2. Contrition Does Not Supersede Confession.-Nor is it even meant to diminish the frequent reception of the Sacrament of Penance. The relation between Contrition and Confession is illustrated by the following comparison: ―When you meet with an accident and injure your hand or foot, what do you do? You immediately apply such remedies as you have at hand and then call the doctor at the first opportunity. Do the same for an injury to your soul: Immediately make an act of Perfect Contrition, which is the home remedy, and then, as soon as possible, have recourse to your spiritual doctor, your confessor.
When one confesses the sins already forgiven by Contrition, what profit does one derive from the Sacrament of Penance? The profit is manifold. The sacrament increases sanctifying grace and the love of God in us; it diminishes the temporal punishment still remaining to be undergone in this life or in Purgatory. It provides us also with special actual graces which increase our hatred of sin and strengthen us in the fight against temptations.
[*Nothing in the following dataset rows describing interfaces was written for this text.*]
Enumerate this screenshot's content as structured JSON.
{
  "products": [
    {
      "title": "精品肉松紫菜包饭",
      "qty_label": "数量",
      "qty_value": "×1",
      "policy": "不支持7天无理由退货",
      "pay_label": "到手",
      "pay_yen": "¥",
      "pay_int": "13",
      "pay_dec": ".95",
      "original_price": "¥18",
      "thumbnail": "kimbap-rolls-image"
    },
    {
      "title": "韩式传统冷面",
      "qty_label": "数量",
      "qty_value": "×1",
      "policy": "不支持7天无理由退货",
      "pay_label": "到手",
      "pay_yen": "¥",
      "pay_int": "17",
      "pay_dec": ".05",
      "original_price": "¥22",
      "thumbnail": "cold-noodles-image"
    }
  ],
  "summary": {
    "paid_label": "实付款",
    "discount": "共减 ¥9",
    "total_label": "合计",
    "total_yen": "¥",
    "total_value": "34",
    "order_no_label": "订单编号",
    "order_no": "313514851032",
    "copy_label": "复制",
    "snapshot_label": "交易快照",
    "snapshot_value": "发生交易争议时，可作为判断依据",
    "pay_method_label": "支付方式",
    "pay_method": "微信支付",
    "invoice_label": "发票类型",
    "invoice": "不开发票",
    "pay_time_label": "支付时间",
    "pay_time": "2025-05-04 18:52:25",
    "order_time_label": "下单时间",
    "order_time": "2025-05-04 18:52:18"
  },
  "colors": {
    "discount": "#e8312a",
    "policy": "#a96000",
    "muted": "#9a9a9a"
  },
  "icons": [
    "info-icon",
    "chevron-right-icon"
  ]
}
These graces are proper to the Sacrament and cannot be supplied by any other means. The reception of the Sacrament is also the occasion of renewing and deepening our contrition and purpose of amendment.

3. Finally, before receiving Holy Communion,if one has committed a mortal sin since one’s last good Confession, it is not enough to make an act of Perfect Contrition; ONE IS BOUND by precept first to CONFESS the sin and receive absolution for it: ―Let no one burdened with a mortal sin, however much contrite for it he may think himself to be, receive Holy Communion without previous sacramental Confession, says Canon Law. This is the meaning of the words of St. Paul: ―Let a man examine himself, and so let him eat of the Bread and drink of the Cup, as interpreted by the Council of Trent. It is the special reverence, due to the most holy Sacrament of the Eucharist because it contains not only the power of Christ as the other Sacraments, but Christ Himself, which has inspired the Church to lay down this law.